The police approach Sophie out of an avowed concern for her involvement in Hector's dealings, but quickly reveal themselves to be the deadlier threat. Their questionable tactics snowball quickly and unexpectedly into outright brutality as what seems like a fierce desire for justice is unmasked for what it really is: greed and the simple desire to save face. The power of Söderberg’s depiction isn't that he just throws a bunch of corruAndalucian Friendpt cops into some shoot 'em up mix of international crime and watches the sparks ignite; it's that he disguises their motivations behind the blindness and naiveté of the reader's proxy, Sophie. Söderberg uses the idea of public trust to set up expectations he can then violate fantastically, to great dramatic effect. In the faithless world Söderberg has created, no one is above doing anything to anyone. 

Söderberg’s wheelhouse is television. The Andalucian Friend started out as a teleplay and expanded to accommodate the author's burgeoning universe. Already optioned for film, the story may yet return to the screen, albeit this time in extended form. When asked about the trilogy's future direction, the author harkens back to his roots (and the roots of all drama):
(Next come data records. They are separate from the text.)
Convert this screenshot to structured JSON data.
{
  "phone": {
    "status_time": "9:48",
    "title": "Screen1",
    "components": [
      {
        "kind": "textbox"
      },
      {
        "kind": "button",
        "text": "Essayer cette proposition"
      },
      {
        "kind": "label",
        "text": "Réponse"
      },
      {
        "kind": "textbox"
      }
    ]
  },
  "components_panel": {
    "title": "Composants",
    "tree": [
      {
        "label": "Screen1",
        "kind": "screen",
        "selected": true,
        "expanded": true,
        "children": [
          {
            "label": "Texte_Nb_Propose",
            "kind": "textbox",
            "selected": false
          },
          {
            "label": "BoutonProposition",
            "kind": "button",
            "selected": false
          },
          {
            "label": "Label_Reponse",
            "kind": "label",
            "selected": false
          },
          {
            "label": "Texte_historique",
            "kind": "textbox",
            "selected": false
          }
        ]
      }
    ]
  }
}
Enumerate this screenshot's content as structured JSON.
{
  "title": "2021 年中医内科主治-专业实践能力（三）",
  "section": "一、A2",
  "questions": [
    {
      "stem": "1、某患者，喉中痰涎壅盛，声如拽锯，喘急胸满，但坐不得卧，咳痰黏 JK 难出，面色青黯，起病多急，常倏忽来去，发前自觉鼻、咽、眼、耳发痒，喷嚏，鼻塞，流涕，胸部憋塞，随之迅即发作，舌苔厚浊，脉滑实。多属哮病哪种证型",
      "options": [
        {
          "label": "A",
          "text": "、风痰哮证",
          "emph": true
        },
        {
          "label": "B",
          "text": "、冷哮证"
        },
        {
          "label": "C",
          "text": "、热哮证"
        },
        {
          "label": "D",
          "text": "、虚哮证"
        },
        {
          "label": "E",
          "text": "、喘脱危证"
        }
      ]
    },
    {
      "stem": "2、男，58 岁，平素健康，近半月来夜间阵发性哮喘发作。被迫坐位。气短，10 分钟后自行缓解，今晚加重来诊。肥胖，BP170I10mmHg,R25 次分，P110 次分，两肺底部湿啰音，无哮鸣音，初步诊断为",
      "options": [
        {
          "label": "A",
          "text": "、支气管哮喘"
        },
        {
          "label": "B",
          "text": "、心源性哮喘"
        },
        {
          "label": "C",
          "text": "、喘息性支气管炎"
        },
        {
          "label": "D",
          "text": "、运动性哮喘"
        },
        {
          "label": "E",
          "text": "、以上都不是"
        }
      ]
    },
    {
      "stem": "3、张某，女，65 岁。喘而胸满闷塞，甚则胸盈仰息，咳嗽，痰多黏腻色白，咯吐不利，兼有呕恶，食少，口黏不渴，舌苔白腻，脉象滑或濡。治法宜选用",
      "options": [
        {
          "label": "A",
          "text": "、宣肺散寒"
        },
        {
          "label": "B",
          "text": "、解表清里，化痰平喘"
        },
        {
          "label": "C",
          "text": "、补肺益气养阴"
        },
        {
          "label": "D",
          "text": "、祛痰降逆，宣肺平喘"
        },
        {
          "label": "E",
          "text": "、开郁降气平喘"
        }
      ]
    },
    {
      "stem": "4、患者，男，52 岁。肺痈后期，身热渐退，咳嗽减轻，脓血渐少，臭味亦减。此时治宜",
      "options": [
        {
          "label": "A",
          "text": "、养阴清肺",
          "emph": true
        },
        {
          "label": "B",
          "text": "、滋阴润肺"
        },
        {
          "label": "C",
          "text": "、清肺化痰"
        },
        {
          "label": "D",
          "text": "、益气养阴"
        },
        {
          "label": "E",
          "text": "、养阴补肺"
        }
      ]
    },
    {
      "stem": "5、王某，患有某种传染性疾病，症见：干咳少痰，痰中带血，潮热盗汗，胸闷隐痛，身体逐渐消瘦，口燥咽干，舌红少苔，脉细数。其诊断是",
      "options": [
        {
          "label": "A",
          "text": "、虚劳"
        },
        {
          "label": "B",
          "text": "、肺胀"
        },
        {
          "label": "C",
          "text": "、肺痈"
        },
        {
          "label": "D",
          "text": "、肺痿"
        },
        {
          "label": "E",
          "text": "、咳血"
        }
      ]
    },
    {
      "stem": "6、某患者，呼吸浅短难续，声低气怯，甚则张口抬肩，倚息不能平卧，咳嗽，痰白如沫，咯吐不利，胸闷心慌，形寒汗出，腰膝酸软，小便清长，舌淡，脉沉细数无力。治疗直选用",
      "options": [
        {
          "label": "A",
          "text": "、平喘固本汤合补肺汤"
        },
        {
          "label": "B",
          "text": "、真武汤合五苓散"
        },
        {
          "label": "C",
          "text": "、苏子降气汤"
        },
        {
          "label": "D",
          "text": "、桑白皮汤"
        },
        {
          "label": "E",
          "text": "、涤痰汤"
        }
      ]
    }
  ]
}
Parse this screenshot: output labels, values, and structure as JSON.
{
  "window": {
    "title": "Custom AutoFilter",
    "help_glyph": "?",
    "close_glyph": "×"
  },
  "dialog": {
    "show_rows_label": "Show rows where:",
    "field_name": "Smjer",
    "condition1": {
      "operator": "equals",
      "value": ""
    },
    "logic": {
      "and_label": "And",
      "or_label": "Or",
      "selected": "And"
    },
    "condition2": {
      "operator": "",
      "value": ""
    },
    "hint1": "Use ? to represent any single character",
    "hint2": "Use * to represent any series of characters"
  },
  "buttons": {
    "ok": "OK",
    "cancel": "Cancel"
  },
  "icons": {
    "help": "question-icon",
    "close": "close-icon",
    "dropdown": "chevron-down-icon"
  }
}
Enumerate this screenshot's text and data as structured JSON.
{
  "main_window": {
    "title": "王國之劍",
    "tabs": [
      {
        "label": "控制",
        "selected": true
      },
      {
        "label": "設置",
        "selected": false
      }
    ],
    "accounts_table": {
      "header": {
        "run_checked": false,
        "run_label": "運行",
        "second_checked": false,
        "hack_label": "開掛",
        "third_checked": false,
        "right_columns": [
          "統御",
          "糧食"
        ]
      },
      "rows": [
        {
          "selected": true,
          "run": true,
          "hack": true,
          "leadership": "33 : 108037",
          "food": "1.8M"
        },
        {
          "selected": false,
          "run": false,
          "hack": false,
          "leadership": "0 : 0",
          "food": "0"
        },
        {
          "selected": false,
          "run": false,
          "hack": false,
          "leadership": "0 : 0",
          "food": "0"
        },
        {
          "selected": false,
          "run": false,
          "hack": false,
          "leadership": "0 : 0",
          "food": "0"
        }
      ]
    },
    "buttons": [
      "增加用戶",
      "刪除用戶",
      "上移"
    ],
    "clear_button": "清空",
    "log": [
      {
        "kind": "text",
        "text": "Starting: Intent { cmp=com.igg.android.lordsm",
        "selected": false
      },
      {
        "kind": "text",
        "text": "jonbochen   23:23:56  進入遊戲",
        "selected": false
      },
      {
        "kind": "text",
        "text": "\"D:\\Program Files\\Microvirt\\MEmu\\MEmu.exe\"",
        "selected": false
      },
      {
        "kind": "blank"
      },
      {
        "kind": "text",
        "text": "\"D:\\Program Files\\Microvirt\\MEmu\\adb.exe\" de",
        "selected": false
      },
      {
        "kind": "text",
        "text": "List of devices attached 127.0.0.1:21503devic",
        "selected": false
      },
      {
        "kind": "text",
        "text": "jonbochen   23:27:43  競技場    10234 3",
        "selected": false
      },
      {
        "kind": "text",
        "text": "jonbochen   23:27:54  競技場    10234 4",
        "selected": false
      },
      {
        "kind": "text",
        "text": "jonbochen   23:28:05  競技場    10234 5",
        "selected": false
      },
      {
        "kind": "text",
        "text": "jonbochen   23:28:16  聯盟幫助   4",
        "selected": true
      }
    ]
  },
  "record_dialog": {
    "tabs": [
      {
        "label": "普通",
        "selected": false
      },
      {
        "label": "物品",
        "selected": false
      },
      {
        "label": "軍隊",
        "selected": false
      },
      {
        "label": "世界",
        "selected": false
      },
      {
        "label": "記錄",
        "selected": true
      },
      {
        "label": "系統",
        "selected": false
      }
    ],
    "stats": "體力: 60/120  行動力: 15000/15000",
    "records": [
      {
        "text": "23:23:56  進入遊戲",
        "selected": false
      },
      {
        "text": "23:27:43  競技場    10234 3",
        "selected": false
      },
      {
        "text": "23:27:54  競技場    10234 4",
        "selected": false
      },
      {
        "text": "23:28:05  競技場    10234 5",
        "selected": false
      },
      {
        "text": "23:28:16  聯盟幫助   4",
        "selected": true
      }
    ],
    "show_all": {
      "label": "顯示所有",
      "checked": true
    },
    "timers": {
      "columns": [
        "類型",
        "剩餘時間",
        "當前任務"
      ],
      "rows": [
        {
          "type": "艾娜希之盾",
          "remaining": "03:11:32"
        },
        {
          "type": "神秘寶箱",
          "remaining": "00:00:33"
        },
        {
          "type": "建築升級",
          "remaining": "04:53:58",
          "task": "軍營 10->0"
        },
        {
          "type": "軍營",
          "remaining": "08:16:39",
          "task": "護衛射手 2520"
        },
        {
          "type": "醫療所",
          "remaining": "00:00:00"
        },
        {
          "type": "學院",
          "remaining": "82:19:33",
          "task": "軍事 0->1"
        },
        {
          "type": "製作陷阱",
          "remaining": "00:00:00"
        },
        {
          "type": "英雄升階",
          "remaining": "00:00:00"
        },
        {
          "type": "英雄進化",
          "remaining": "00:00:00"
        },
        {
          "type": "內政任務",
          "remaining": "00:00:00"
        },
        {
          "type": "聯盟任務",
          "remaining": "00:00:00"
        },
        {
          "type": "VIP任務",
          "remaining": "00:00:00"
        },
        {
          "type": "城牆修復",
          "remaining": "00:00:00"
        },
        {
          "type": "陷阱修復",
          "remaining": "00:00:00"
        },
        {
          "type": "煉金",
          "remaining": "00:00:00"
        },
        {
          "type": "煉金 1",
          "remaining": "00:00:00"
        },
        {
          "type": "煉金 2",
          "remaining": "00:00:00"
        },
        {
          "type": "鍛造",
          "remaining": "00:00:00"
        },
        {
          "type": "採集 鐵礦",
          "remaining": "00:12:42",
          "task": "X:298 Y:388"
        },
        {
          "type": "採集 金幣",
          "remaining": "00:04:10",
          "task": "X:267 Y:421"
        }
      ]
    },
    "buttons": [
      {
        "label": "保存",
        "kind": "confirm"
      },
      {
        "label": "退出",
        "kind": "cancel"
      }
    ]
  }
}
"When you write a TV or film script you stick to a three-act structure,” he writes. Act one, as we’ve all been taught, is the setup, act two the action, and act three is the resolution. “I look at this trilogy like that in a way, with some obvious tweaks.

"So book two will be…the action."

Joe Marshall is a freelance writer and author of the book I Haven't Actually Written a Book: 100 Tips for Lying in Website Promos. The product of a good public education, he has trouble with the finer sort of encyclopedia.